▶
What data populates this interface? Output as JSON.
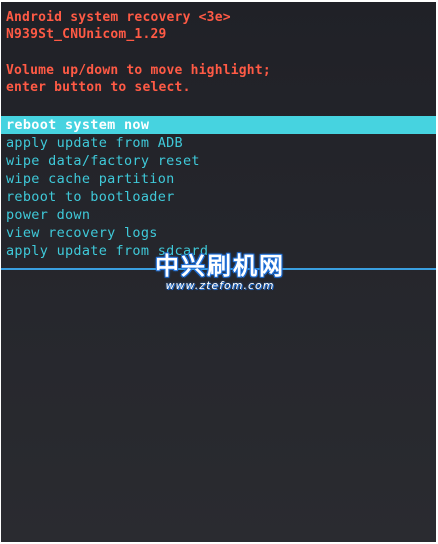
{
  "header": {
    "title": "Android system recovery <3e>",
    "build": "N939St_CNUnicom_1.29",
    "instruction_1": "Volume up/down to move highlight;",
    "instruction_2": "enter button to select."
  },
  "menu": {
    "items": [
      {
        "label": "reboot system now",
        "selected": true
      },
      {
        "label": "apply update from ADB",
        "selected": false
      },
      {
        "label": "wipe data/factory reset",
        "selected": false
      },
      {
        "label": "wipe cache partition",
        "selected": false
      },
      {
        "label": "reboot to bootloader",
        "selected": false
      },
      {
        "label": "power down",
        "selected": false
      },
      {
        "label": "view recovery logs",
        "selected": false
      },
      {
        "label": "apply update from sdcard",
        "selected": false
      }
    ]
  },
  "watermark": {
    "logo_text": "中兴刷机网",
    "url": "www.ztefom.com"
  },
  "colors": {
    "header_text": "#ff5a45",
    "menu_text": "#3fc9d9",
    "highlight": "#46d3e0",
    "background": "#222329"
  }
}
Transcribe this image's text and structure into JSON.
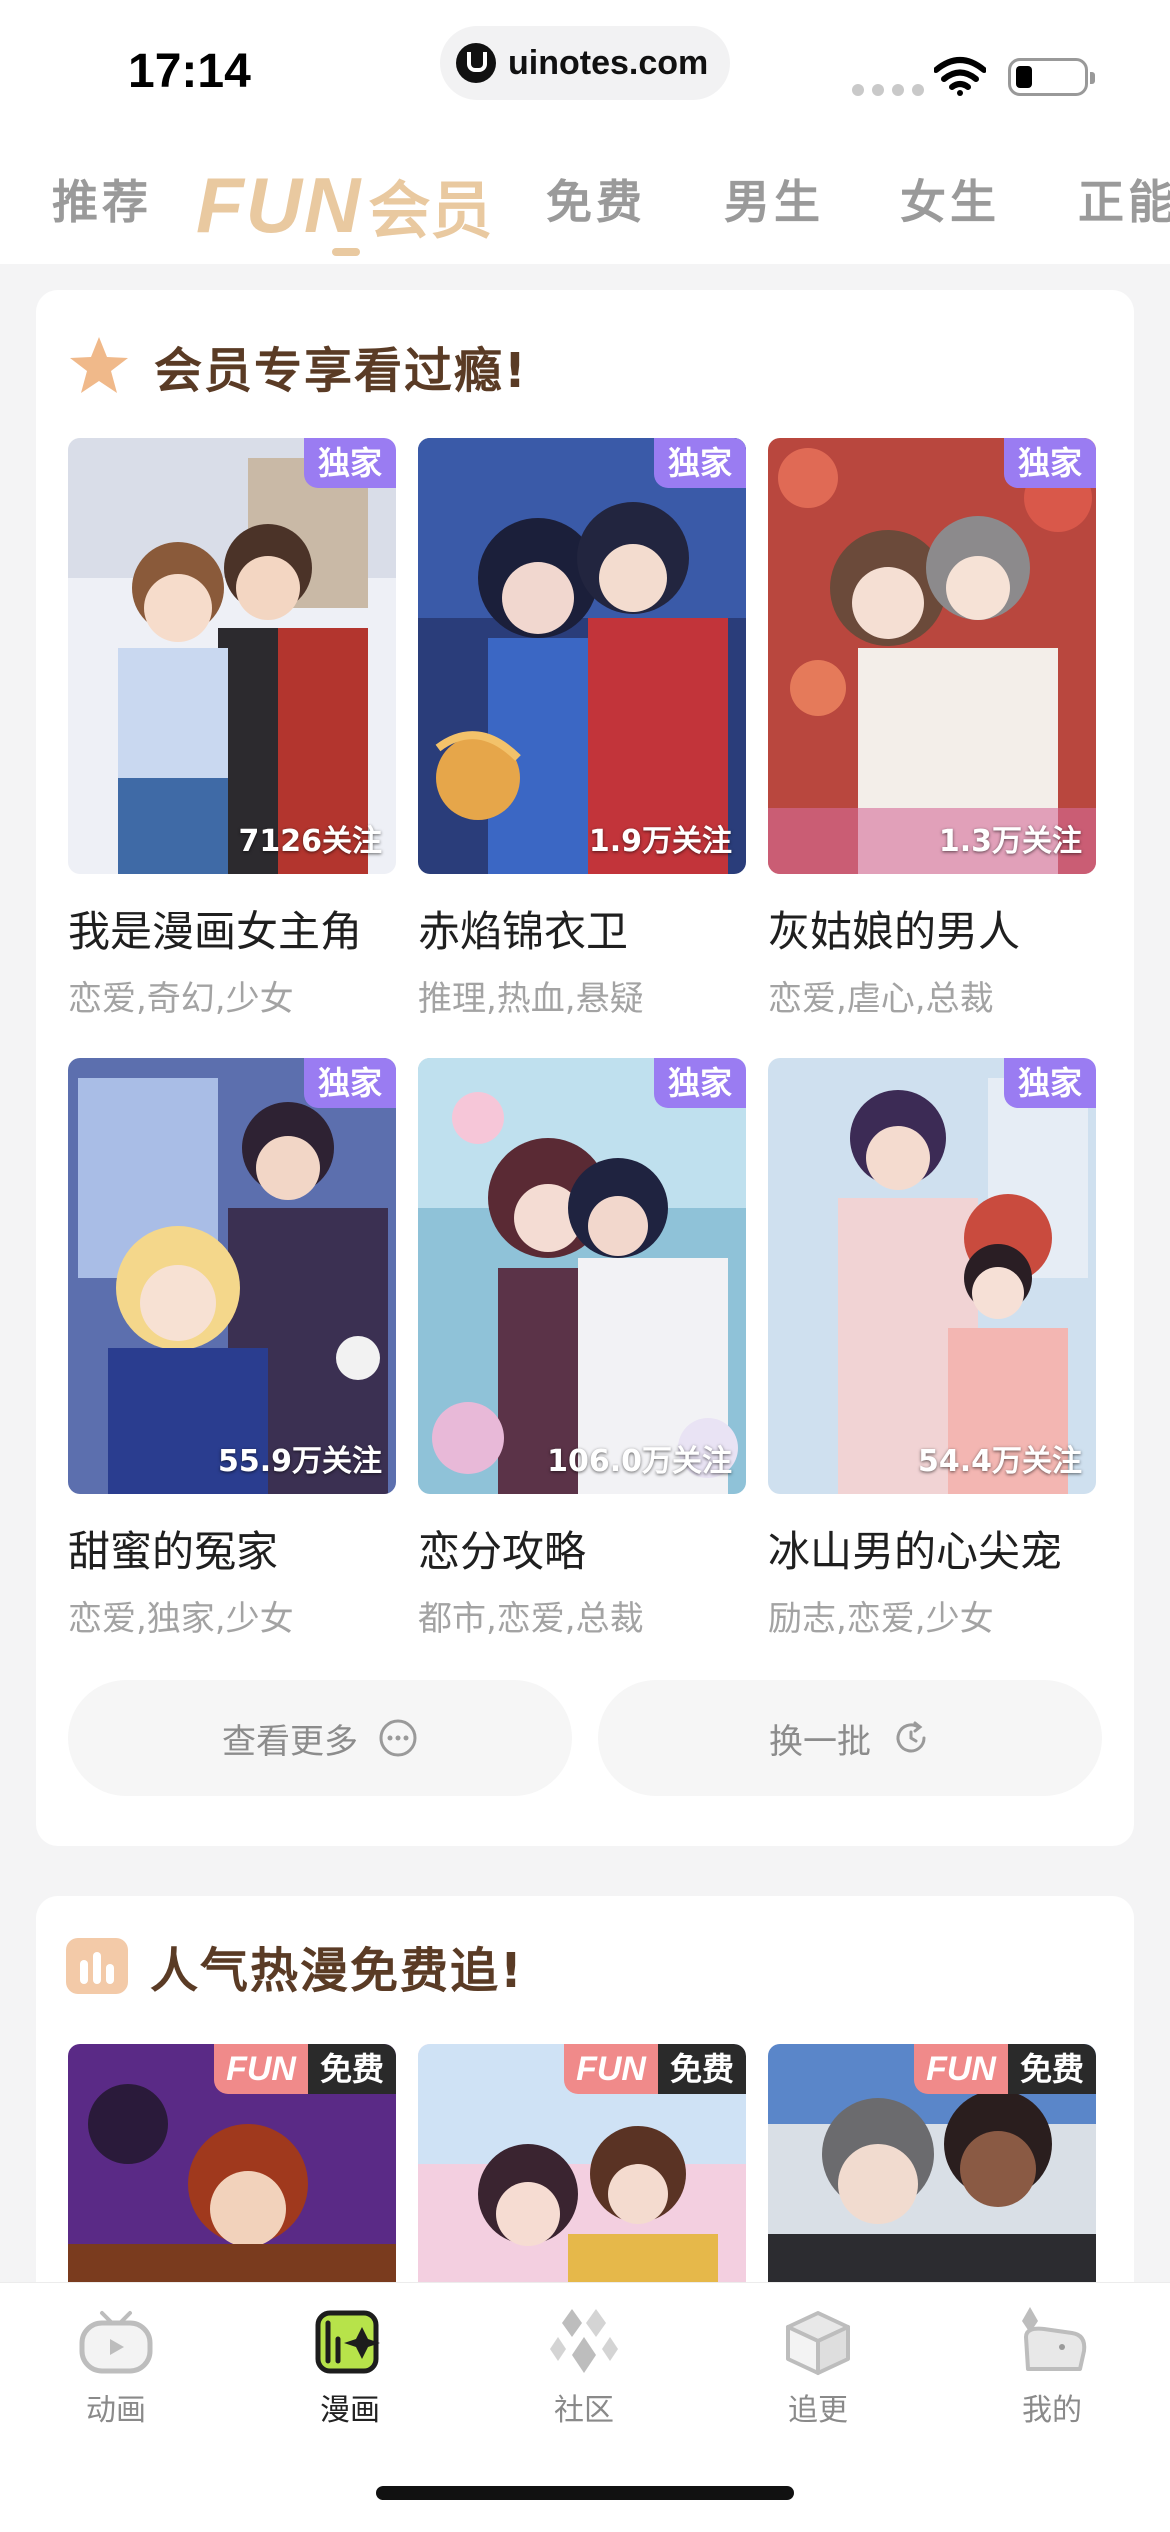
{
  "status_bar": {
    "time": "17:14",
    "url": "uinotes.com"
  },
  "top_tabs": {
    "items": [
      "推荐",
      "免费",
      "男生",
      "女生",
      "正能"
    ],
    "fun_logo_latin": "FUN",
    "fun_logo_cn": "会员"
  },
  "member_section": {
    "title": "会员专享看过瘾!",
    "exclusive_label": "独家",
    "comics": [
      {
        "name": "我是漫画女主角",
        "tags": "恋爱,奇幻,少女",
        "follows": "7126关注"
      },
      {
        "name": "赤焰锦衣卫",
        "tags": "推理,热血,悬疑",
        "follows": "1.9万关注"
      },
      {
        "name": "灰姑娘的男人",
        "tags": "恋爱,虐心,总裁",
        "follows": "1.3万关注"
      },
      {
        "name": "甜蜜的冤家",
        "tags": "恋爱,独家,少女",
        "follows": "55.9万关注"
      },
      {
        "name": "恋分攻略",
        "tags": "都市,恋爱,总裁",
        "follows": "106.0万关注"
      },
      {
        "name": "冰山男的心尖宠",
        "tags": "励志,恋爱,少女",
        "follows": "54.4万关注"
      }
    ],
    "more_button": "查看更多",
    "refresh_button": "换一批"
  },
  "free_section": {
    "title": "人气热漫免费追!",
    "badge_fun": "FUN",
    "badge_free": "免费"
  },
  "bottom_nav": {
    "items": [
      {
        "label": "动画",
        "icon": "tv-icon"
      },
      {
        "label": "漫画",
        "icon": "comic-book-icon"
      },
      {
        "label": "社区",
        "icon": "diamonds-icon"
      },
      {
        "label": "追更",
        "icon": "box-icon"
      },
      {
        "label": "我的",
        "icon": "profile-icon"
      }
    ],
    "active_index": 1
  },
  "colors": {
    "accent_purple": "#9a7cf2",
    "fun_gold": "#e9c9a0",
    "section_title": "#5a3b25",
    "nav_active": "#b7e34a"
  }
}
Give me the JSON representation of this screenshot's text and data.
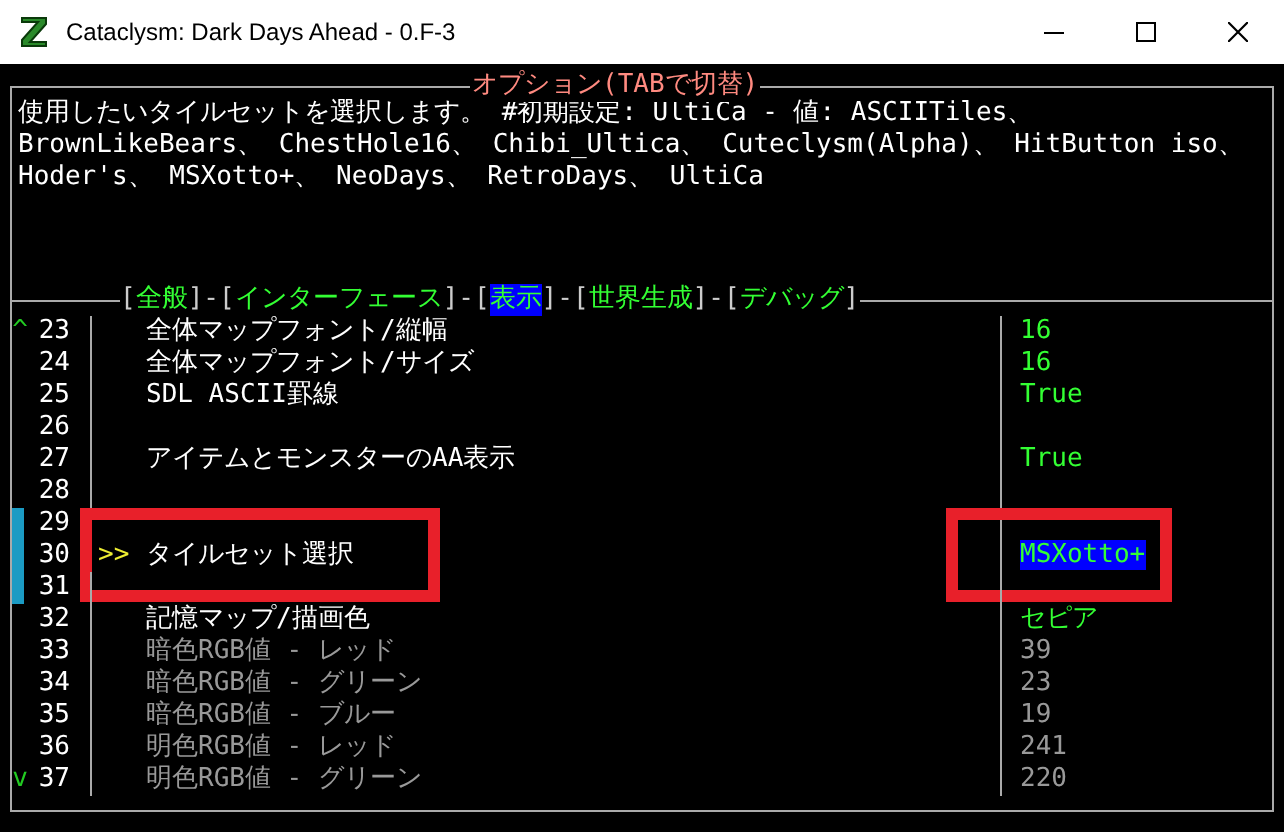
{
  "window": {
    "title": "Cataclysm: Dark Days Ahead - 0.F-3"
  },
  "panel": {
    "title": "オプション(TABで切替)",
    "description_lines": [
      "使用したいタイルセットを選択します。 #初期設定: UltiCa - 値: ASCIITiles、",
      "BrownLikeBears、 ChestHole16、 Chibi_Ultica、 Cuteclysm(Alpha)、 HitButton iso、",
      "Hoder's、 MSXotto+、 NeoDays、 RetroDays、 UltiCa"
    ]
  },
  "tabs": [
    {
      "open": "[",
      "label": "全般",
      "close": "]",
      "selected": false
    },
    {
      "separator": "-",
      "open": "[",
      "label": "インターフェース",
      "close": "]",
      "selected": false
    },
    {
      "separator": "-",
      "open": "[",
      "label": "表示",
      "close": "]",
      "selected": true
    },
    {
      "separator": "-",
      "open": "[",
      "label": "世界生成",
      "close": "]",
      "selected": false
    },
    {
      "separator": "-",
      "open": "[",
      "label": "デバッグ",
      "close": "]",
      "selected": false
    }
  ],
  "scroll": {
    "up": "^",
    "down": "v"
  },
  "cursor": ">>",
  "options": [
    {
      "number": "23",
      "label": "全体マップフォント/縦幅",
      "value": "16",
      "enabled": true,
      "selected": false,
      "outlined": false
    },
    {
      "number": "24",
      "label": "全体マップフォント/サイズ",
      "value": "16",
      "enabled": true,
      "selected": false,
      "outlined": false
    },
    {
      "number": "25",
      "label": "SDL ASCII罫線",
      "value": "True",
      "enabled": true,
      "selected": false,
      "outlined": false
    },
    {
      "number": "26",
      "selected": false,
      "outlined": false
    },
    {
      "number": "27",
      "label": "アイテムとモンスターのAA表示",
      "value": "True",
      "enabled": true,
      "selected": false,
      "outlined": false
    },
    {
      "number": "28",
      "selected": false,
      "outlined": false
    },
    {
      "number": "29",
      "selected": false,
      "outlined": false
    },
    {
      "number": "30",
      "label": "タイルセット選択",
      "value": "MSXotto+",
      "enabled": true,
      "selected": true,
      "outlined": true
    },
    {
      "number": "31",
      "selected": false,
      "outlined": false
    },
    {
      "number": "32",
      "label": "記憶マップ/描画色",
      "value": "セピア",
      "enabled": true,
      "selected": false,
      "outlined": false
    },
    {
      "number": "33",
      "label": "暗色RGB値 - レッド",
      "value": "39",
      "enabled": false,
      "selected": false,
      "outlined": false
    },
    {
      "number": "34",
      "label": "暗色RGB値 - グリーン",
      "value": "23",
      "enabled": false,
      "selected": false,
      "outlined": false
    },
    {
      "number": "35",
      "label": "暗色RGB値 - ブルー",
      "value": "19",
      "enabled": false,
      "selected": false,
      "outlined": false
    },
    {
      "number": "36",
      "label": "明色RGB値 - レッド",
      "value": "241",
      "enabled": false,
      "selected": false,
      "outlined": false
    },
    {
      "number": "37",
      "label": "明色RGB値 - グリーン",
      "value": "220",
      "enabled": false,
      "selected": false,
      "outlined": false
    }
  ]
}
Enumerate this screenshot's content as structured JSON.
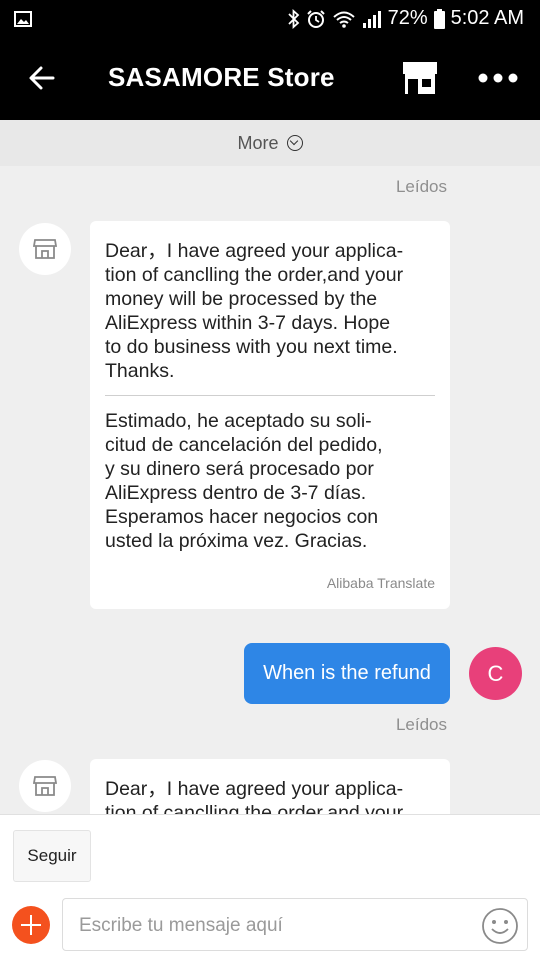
{
  "status_bar": {
    "battery": "72%",
    "time": "5:02 AM"
  },
  "header": {
    "title": "SASAMORE Store"
  },
  "chat": {
    "more_label": "More",
    "read_label": "Leídos",
    "messages": [
      {
        "original": "Dear，I have agreed your applica-\ntion of canclling the order,and your\nmoney will be processed by the\nAliExpress within 3-7 days. Hope\nto do business with you next time.\nThanks.",
        "translated": "Estimado, he aceptado su soli-\ncitud de cancelación del pedido,\ny su dinero será procesado por\nAliExpress dentro de 3-7 días.\nEsperamos hacer negocios con\nusted la próxima vez. Gracias.",
        "translation_label": "Alibaba Translate"
      },
      {
        "text": "When is the refund",
        "avatar_letter": "C"
      },
      {
        "original": "Dear，I have agreed your applica-\ntion of canclling the order,and your"
      }
    ]
  },
  "bottom": {
    "follow_label": "Seguir",
    "message_placeholder": "Escribe tu mensaje aquí"
  },
  "colors": {
    "accent": "#2e86e6",
    "avatar": "#e8407a",
    "plus": "#f4511e"
  }
}
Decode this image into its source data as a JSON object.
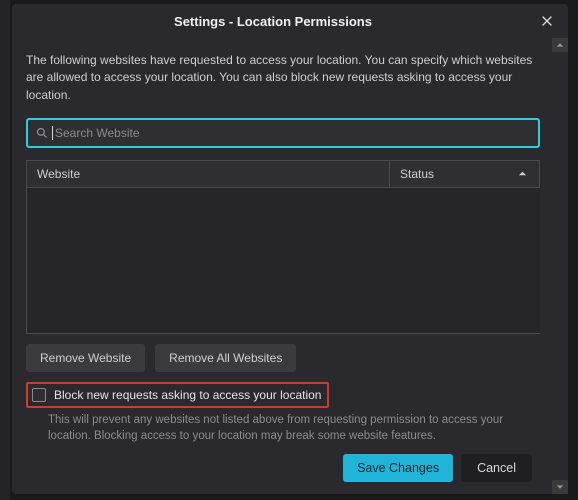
{
  "dialog": {
    "title": "Settings - Location Permissions",
    "intro": "The following websites have requested to access your location. You can specify which websites are allowed to access your location. You can also block new requests asking to access your location."
  },
  "search": {
    "placeholder": "Search Website",
    "value": ""
  },
  "table": {
    "columns": {
      "website": "Website",
      "status": "Status"
    }
  },
  "buttons": {
    "remove": "Remove Website",
    "remove_all": "Remove All Websites",
    "save": "Save Changes",
    "cancel": "Cancel"
  },
  "block": {
    "label": "Block new requests asking to access your location",
    "helper": "This will prevent any websites not listed above from requesting permission to access your location. Blocking access to your location may break some website features."
  }
}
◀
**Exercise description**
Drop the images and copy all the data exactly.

**Task output**
What data populates this interface? Output as JSON.
{
  "header": {
    "title": "Android system recovery <3e>",
    "build": "N939St_CNUnicom_1.29",
    "instruction_1": "Volume up/down to move highlight;",
    "instruction_2": "enter button to select."
  },
  "menu": {
    "items": [
      {
        "label": "reboot system now",
        "selected": true
      },
      {
        "label": "apply update from ADB",
        "selected": false
      },
      {
        "label": "wipe data/factory reset",
        "selected": false
      },
      {
        "label": "wipe cache partition",
        "selected": false
      },
      {
        "label": "reboot to bootloader",
        "selected": false
      },
      {
        "label": "power down",
        "selected": false
      },
      {
        "label": "view recovery logs",
        "selected": false
      },
      {
        "label": "apply update from sdcard",
        "selected": false
      }
    ]
  },
  "watermark": {
    "logo_text": "中兴刷机网",
    "url": "www.ztefom.com"
  },
  "colors": {
    "header_text": "#ff5a45",
    "menu_text": "#3fc9d9",
    "highlight": "#46d3e0",
    "background": "#222329"
  }
}
Transcribe this image's text and structure into JSON.
{
  "status_bar": {
    "time": "17:14",
    "url": "uinotes.com"
  },
  "top_tabs": {
    "items": [
      "推荐",
      "免费",
      "男生",
      "女生",
      "正能"
    ],
    "fun_logo_latin": "FUN",
    "fun_logo_cn": "会员"
  },
  "member_section": {
    "title": "会员专享看过瘾!",
    "exclusive_label": "独家",
    "comics": [
      {
        "name": "我是漫画女主角",
        "tags": "恋爱,奇幻,少女",
        "follows": "7126关注"
      },
      {
        "name": "赤焰锦衣卫",
        "tags": "推理,热血,悬疑",
        "follows": "1.9万关注"
      },
      {
        "name": "灰姑娘的男人",
        "tags": "恋爱,虐心,总裁",
        "follows": "1.3万关注"
      },
      {
        "name": "甜蜜的冤家",
        "tags": "恋爱,独家,少女",
        "follows": "55.9万关注"
      },
      {
        "name": "恋分攻略",
        "tags": "都市,恋爱,总裁",
        "follows": "106.0万关注"
      },
      {
        "name": "冰山男的心尖宠",
        "tags": "励志,恋爱,少女",
        "follows": "54.4万关注"
      }
    ],
    "more_button": "查看更多",
    "refresh_button": "换一批"
  },
  "free_section": {
    "title": "人气热漫免费追!",
    "badge_fun": "FUN",
    "badge_free": "免费"
  },
  "bottom_nav": {
    "items": [
      {
        "label": "动画",
        "icon": "tv-icon"
      },
      {
        "label": "漫画",
        "icon": "comic-book-icon"
      },
      {
        "label": "社区",
        "icon": "diamonds-icon"
      },
      {
        "label": "追更",
        "icon": "box-icon"
      },
      {
        "label": "我的",
        "icon": "profile-icon"
      }
    ],
    "active_index": 1
  },
  "colors": {
    "accent_purple": "#9a7cf2",
    "fun_gold": "#e9c9a0",
    "section_title": "#5a3b25",
    "nav_active": "#b7e34a"
  }
}
Give me the JSON representation of this screenshot's text and data.
{
  "window": {
    "title": "Cataclysm: Dark Days Ahead - 0.F-3"
  },
  "panel": {
    "title": "オプション(TABで切替)",
    "description_lines": [
      "使用したいタイルセットを選択します。 #初期設定: UltiCa - 値: ASCIITiles、",
      "BrownLikeBears、 ChestHole16、 Chibi_Ultica、 Cuteclysm(Alpha)、 HitButton iso、",
      "Hoder's、 MSXotto+、 NeoDays、 RetroDays、 UltiCa"
    ]
  },
  "tabs": [
    {
      "open": "[",
      "label": "全般",
      "close": "]",
      "selected": false
    },
    {
      "separator": "-",
      "open": "[",
      "label": "インターフェース",
      "close": "]",
      "selected": false
    },
    {
      "separator": "-",
      "open": "[",
      "label": "表示",
      "close": "]",
      "selected": true
    },
    {
      "separator": "-",
      "open": "[",
      "label": "世界生成",
      "close": "]",
      "selected": false
    },
    {
      "separator": "-",
      "open": "[",
      "label": "デバッグ",
      "close": "]",
      "selected": false
    }
  ],
  "scroll": {
    "up": "^",
    "down": "v"
  },
  "cursor": ">>",
  "options": [
    {
      "number": "23",
      "label": "全体マップフォント/縦幅",
      "value": "16",
      "enabled": true,
      "selected": false,
      "outlined": false
    },
    {
      "number": "24",
      "label": "全体マップフォント/サイズ",
      "value": "16",
      "enabled": true,
      "selected": false,
      "outlined": false
    },
    {
      "number": "25",
      "label": "SDL ASCII罫線",
      "value": "True",
      "enabled": true,
      "selected": false,
      "outlined": false
    },
    {
      "number": "26",
      "selected": false,
      "outlined": false
    },
    {
      "number": "27",
      "label": "アイテムとモンスターのAA表示",
      "value": "True",
      "enabled": true,
      "selected": false,
      "outlined": false
    },
    {
      "number": "28",
      "selected": false,
      "outlined": false
    },
    {
      "number": "29",
      "selected": false,
      "outlined": false
    },
    {
      "number": "30",
      "label": "タイルセット選択",
      "value": "MSXotto+",
      "enabled": true,
      "selected": true,
      "outlined": true
    },
    {
      "number": "31",
      "selected": false,
      "outlined": false
    },
    {
      "number": "32",
      "label": "記憶マップ/描画色",
      "value": "セピア",
      "enabled": true,
      "selected": false,
      "outlined": false
    },
    {
      "number": "33",
      "label": "暗色RGB値 - レッド",
      "value": "39",
      "enabled": false,
      "selected": false,
      "outlined": false
    },
    {
      "number": "34",
      "label": "暗色RGB値 - グリーン",
      "value": "23",
      "enabled": false,
      "selected": false,
      "outlined": false
    },
    {
      "number": "35",
      "label": "暗色RGB値 - ブルー",
      "value": "19",
      "enabled": false,
      "selected": false,
      "outlined": false
    },
    {
      "number": "36",
      "label": "明色RGB値 - レッド",
      "value": "241",
      "enabled": false,
      "selected": false,
      "outlined": false
    },
    {
      "number": "37",
      "label": "明色RGB値 - グリーン",
      "value": "220",
      "enabled": false,
      "selected": false,
      "outlined": false
    }
  ]
}
Enumerate this screenshot's content as structured JSON.
{
  "status_bar": {
    "battery": "72%",
    "time": "5:02 AM"
  },
  "header": {
    "title": "SASAMORE Store"
  },
  "chat": {
    "more_label": "More",
    "read_label": "Leídos",
    "messages": [
      {
        "original": "Dear，I have agreed your applica-\ntion of canclling the order,and your\nmoney will be processed by the\nAliExpress within 3-7 days. Hope\nto do business with you next time.\nThanks.",
        "translated": "Estimado, he aceptado su soli-\ncitud de cancelación del pedido,\ny su dinero será procesado por\nAliExpress dentro de 3-7 días.\nEsperamos hacer negocios con\nusted la próxima vez. Gracias.",
        "translation_label": "Alibaba Translate"
      },
      {
        "text": "When is the refund",
        "avatar_letter": "C"
      },
      {
        "original": "Dear，I have agreed your applica-\ntion of canclling the order,and your"
      }
    ]
  },
  "bottom": {
    "follow_label": "Seguir",
    "message_placeholder": "Escribe tu mensaje aquí"
  },
  "colors": {
    "accent": "#2e86e6",
    "avatar": "#e8407a",
    "plus": "#f4511e"
  }
}
Decode this image into its source data as a JSON object.
{
  "dialog": {
    "title": "Settings - Location Permissions",
    "intro": "The following websites have requested to access your location. You can specify which websites are allowed to access your location. You can also block new requests asking to access your location."
  },
  "search": {
    "placeholder": "Search Website",
    "value": ""
  },
  "table": {
    "columns": {
      "website": "Website",
      "status": "Status"
    }
  },
  "buttons": {
    "remove": "Remove Website",
    "remove_all": "Remove All Websites",
    "save": "Save Changes",
    "cancel": "Cancel"
  },
  "block": {
    "label": "Block new requests asking to access your location",
    "helper": "This will prevent any websites not listed above from requesting permission to access your location. Blocking access to your location may break some website features."
  }
}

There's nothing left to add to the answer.